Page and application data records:
========================
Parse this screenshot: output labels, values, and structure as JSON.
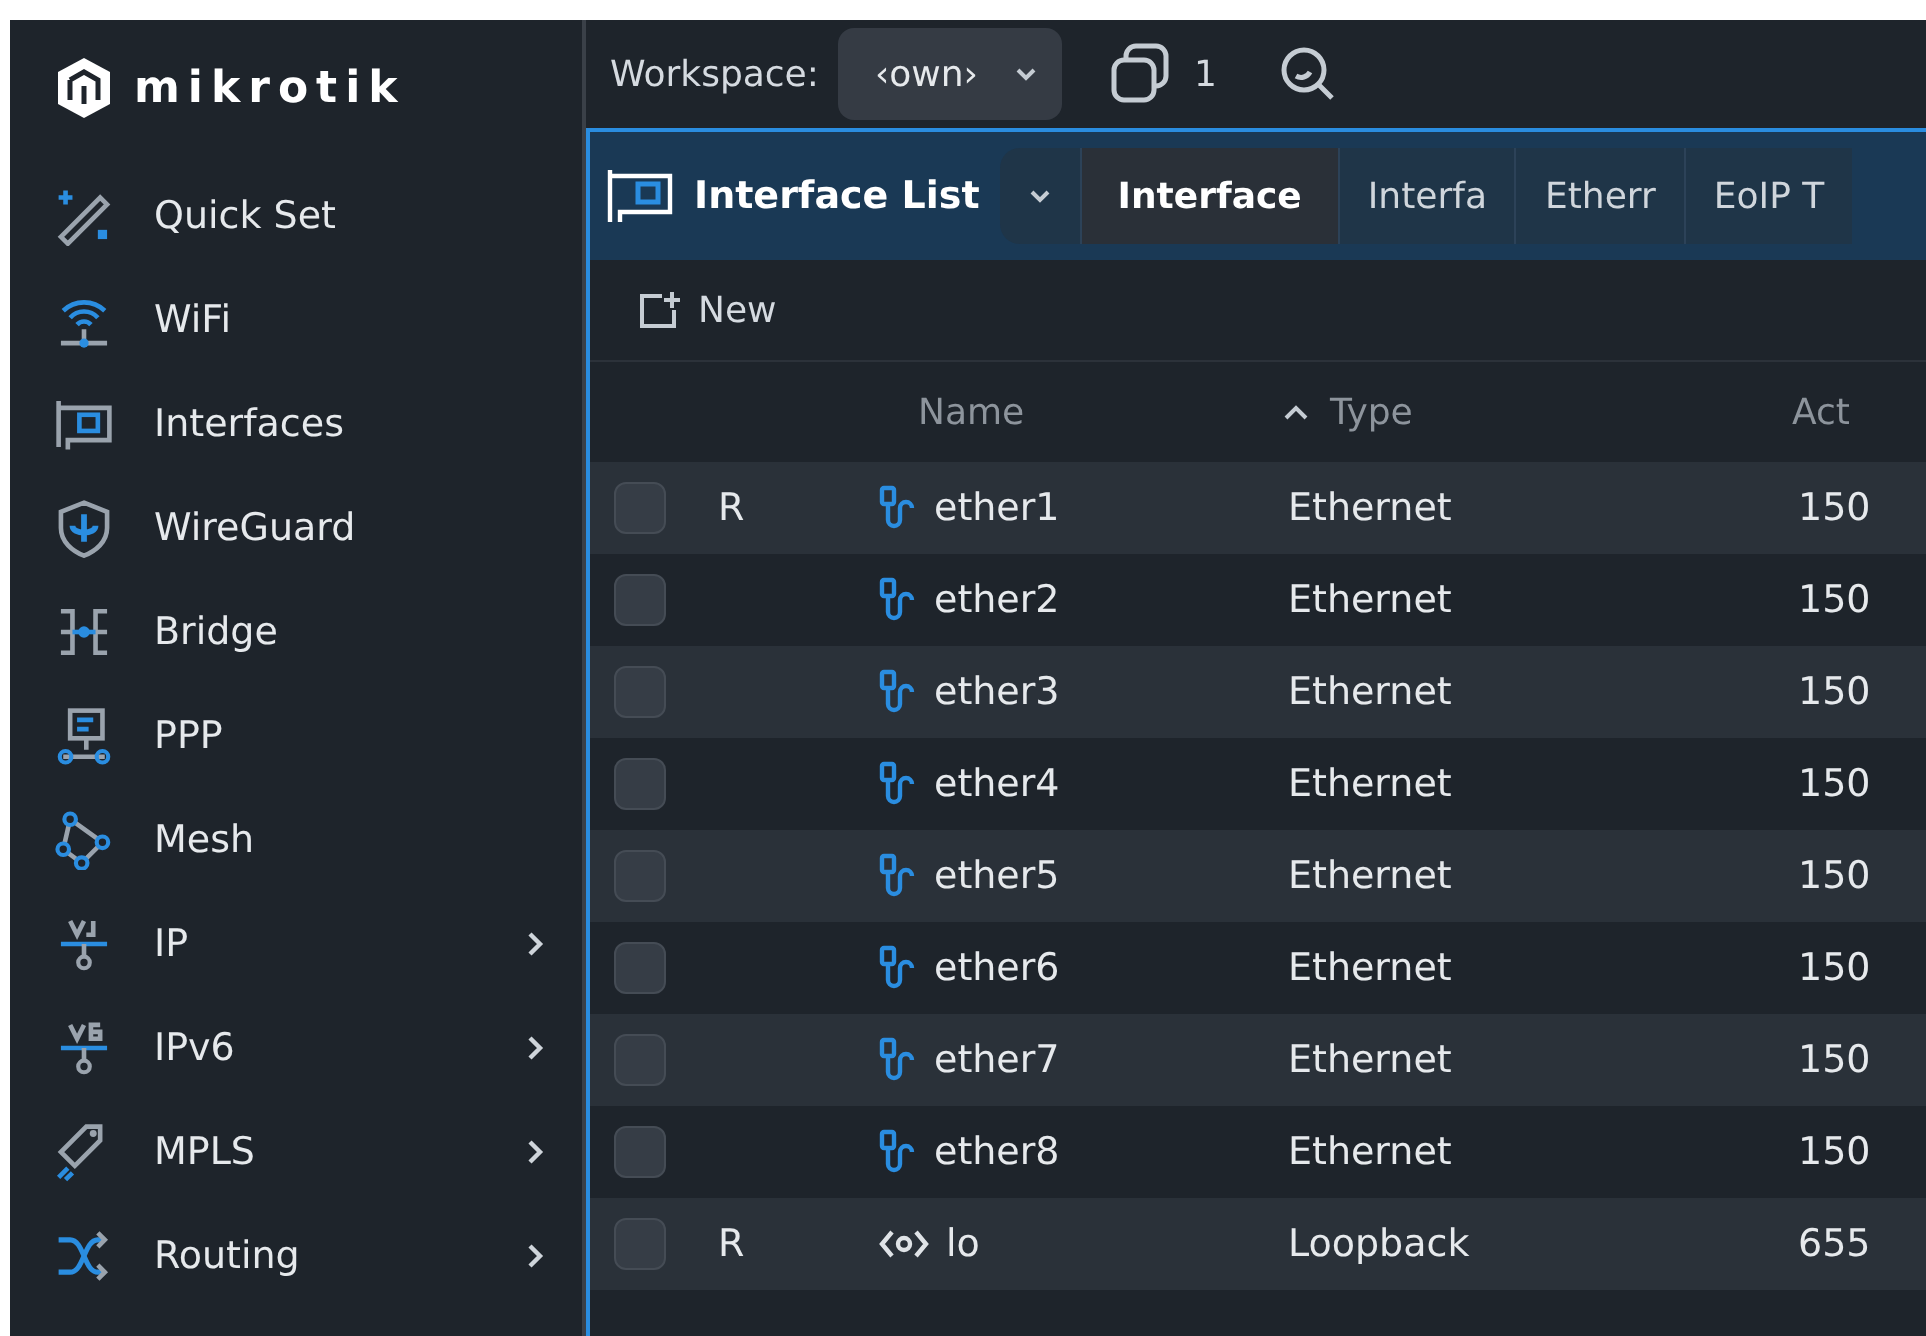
{
  "sidebar": {
    "logo": "mikrotik",
    "items": [
      {
        "label": "Quick Set",
        "has_submenu": false
      },
      {
        "label": "WiFi",
        "has_submenu": false
      },
      {
        "label": "Interfaces",
        "has_submenu": false
      },
      {
        "label": "WireGuard",
        "has_submenu": false
      },
      {
        "label": "Bridge",
        "has_submenu": false
      },
      {
        "label": "PPP",
        "has_submenu": false
      },
      {
        "label": "Mesh",
        "has_submenu": false
      },
      {
        "label": "IP",
        "has_submenu": true
      },
      {
        "label": "IPv6",
        "has_submenu": true
      },
      {
        "label": "MPLS",
        "has_submenu": true
      },
      {
        "label": "Routing",
        "has_submenu": true
      }
    ]
  },
  "topbar": {
    "workspace_label": "Workspace:",
    "workspace_value": "‹own›",
    "window_count": "1"
  },
  "window": {
    "title": "Interface List",
    "tabs": [
      {
        "label": "Interface",
        "selected": true
      },
      {
        "label": "Interfa",
        "selected": false
      },
      {
        "label": "Etherr",
        "selected": false
      },
      {
        "label": "EoIP T",
        "selected": false
      }
    ],
    "toolbar": {
      "new_label": "New"
    },
    "table": {
      "columns": [
        {
          "label": "Name",
          "sorted": false
        },
        {
          "label": "Type",
          "sorted": true
        },
        {
          "label": "Act",
          "sorted": false
        }
      ],
      "rows": [
        {
          "checked": false,
          "flags": "R",
          "kind": "ethernet",
          "name": "ether1",
          "type": "Ethernet",
          "column_3": "150"
        },
        {
          "checked": false,
          "kind": "ethernet",
          "name": "ether2",
          "type": "Ethernet",
          "column_3": "150"
        },
        {
          "checked": false,
          "kind": "ethernet",
          "name": "ether3",
          "type": "Ethernet",
          "column_3": "150"
        },
        {
          "checked": false,
          "kind": "ethernet",
          "name": "ether4",
          "type": "Ethernet",
          "column_3": "150"
        },
        {
          "checked": false,
          "kind": "ethernet",
          "name": "ether5",
          "type": "Ethernet",
          "column_3": "150"
        },
        {
          "checked": false,
          "kind": "ethernet",
          "name": "ether6",
          "type": "Ethernet",
          "column_3": "150"
        },
        {
          "checked": false,
          "kind": "ethernet",
          "name": "ether7",
          "type": "Ethernet",
          "column_3": "150"
        },
        {
          "checked": false,
          "kind": "ethernet",
          "name": "ether8",
          "type": "Ethernet",
          "column_3": "150"
        },
        {
          "checked": false,
          "flags": "R",
          "kind": "loopback",
          "name": "lo",
          "type": "Loopback",
          "column_3": "655"
        }
      ]
    }
  }
}
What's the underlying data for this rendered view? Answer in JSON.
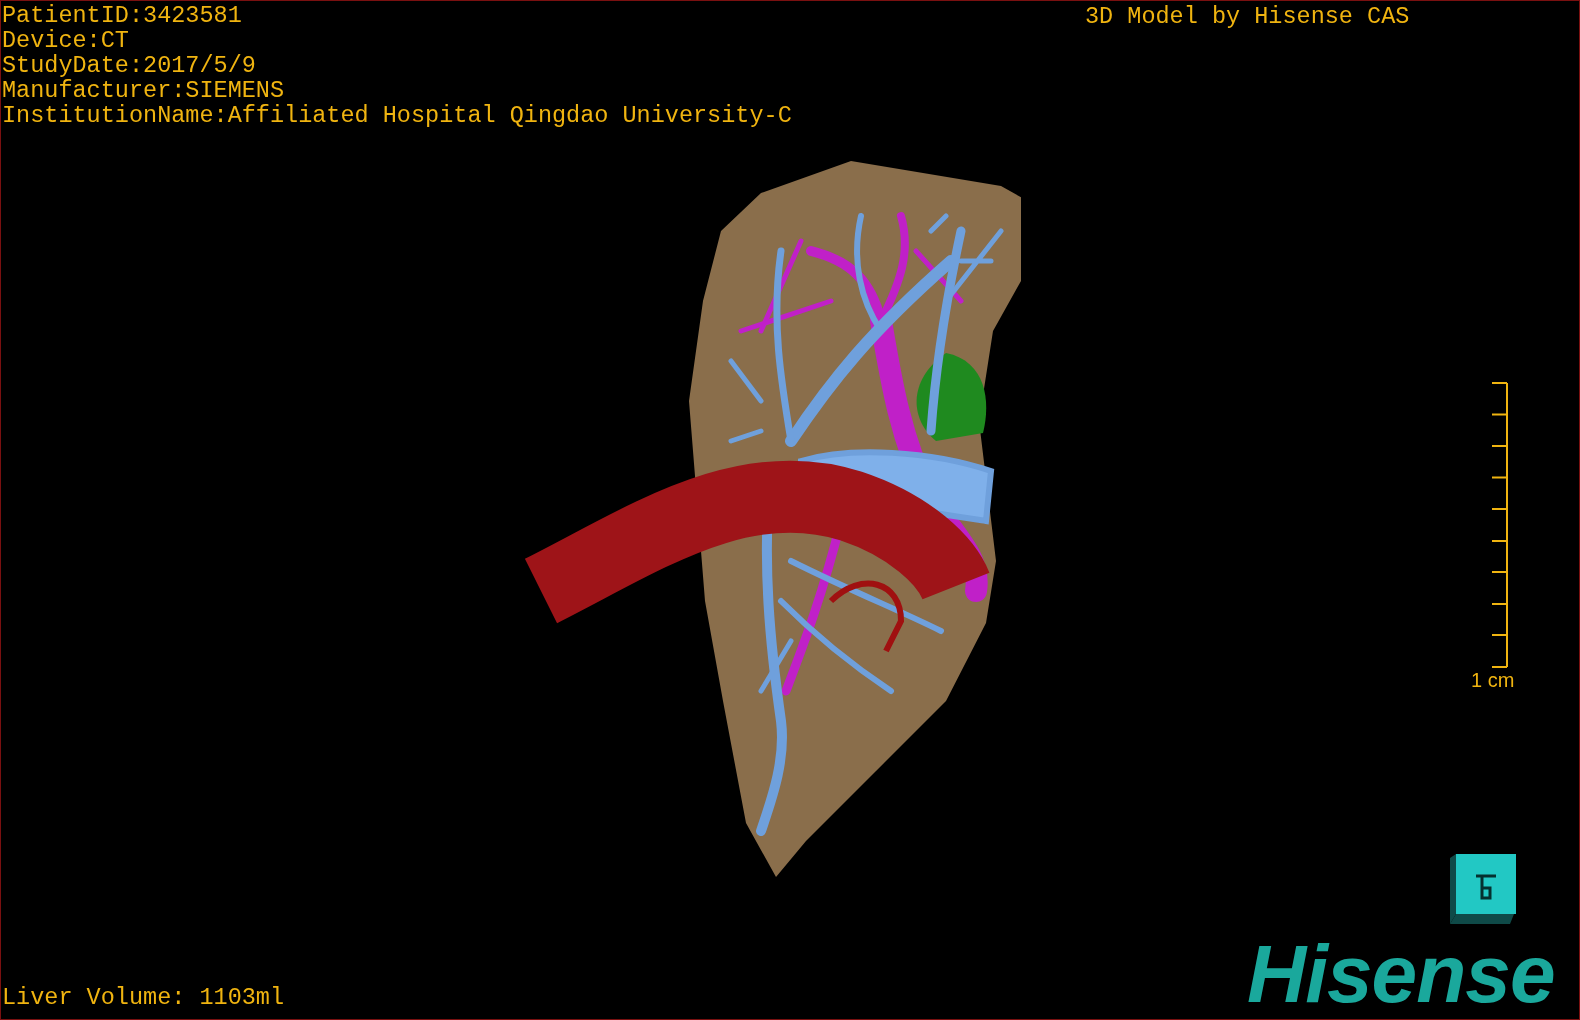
{
  "study_info": [
    "PatientID:3423581",
    "Device:CT",
    "StudyDate:2017/5/9",
    "Manufacturer:SIEMENS",
    "InstitutionName:Affiliated Hospital Qingdao University-C"
  ],
  "credit": "3D Model by Hisense CAS",
  "scale_bar": {
    "label": "1 cm"
  },
  "liver_volume": "Liver Volume: 1103ml",
  "logo": "Hisense"
}
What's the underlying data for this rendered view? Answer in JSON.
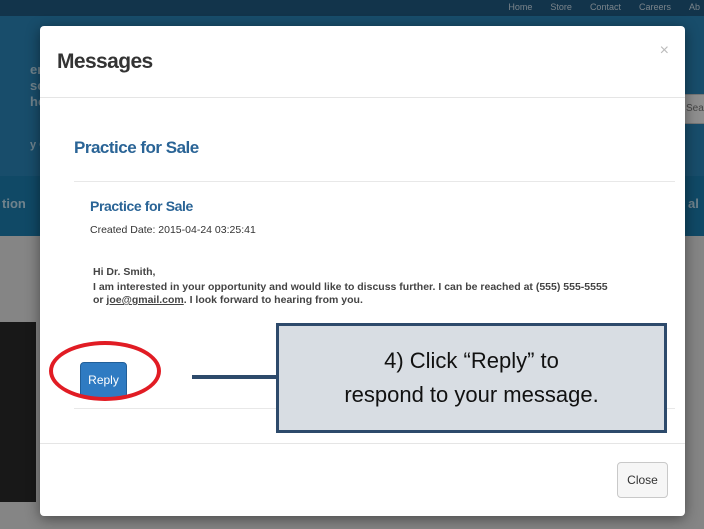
{
  "background": {
    "nav_items": [
      "Home",
      "Store",
      "Contact",
      "Careers",
      "Ab"
    ],
    "header_fragments": [
      "eric",
      "soci",
      "hod",
      "y Onl",
      "tion",
      "al"
    ],
    "search_placeholder": "Sea"
  },
  "modal": {
    "title": "Messages",
    "close_symbol": "×",
    "section_title": "Practice for Sale",
    "message": {
      "subject": "Practice for Sale",
      "created_date": "Created Date: 2015-04-24 03:25:41",
      "greeting": "Hi Dr. Smith,",
      "body_before_email": "I am interested in your opportunity and would like to discuss further. I can be reached at (555) 555-5555 or ",
      "email": "joe@gmail.com",
      "body_after_email": ". I look forward to hearing from you."
    },
    "reply_label": "Reply",
    "close_label": "Close"
  },
  "annotation": {
    "line1": "4) Click “Reply” to",
    "line2": "respond to your message.",
    "highlight_color": "#e11c24",
    "callout_border_color": "#2d4a6b"
  }
}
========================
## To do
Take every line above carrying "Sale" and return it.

## Response for this exercise
    "section_title": "Practice for Sale",
      "subject": "Practice for Sale",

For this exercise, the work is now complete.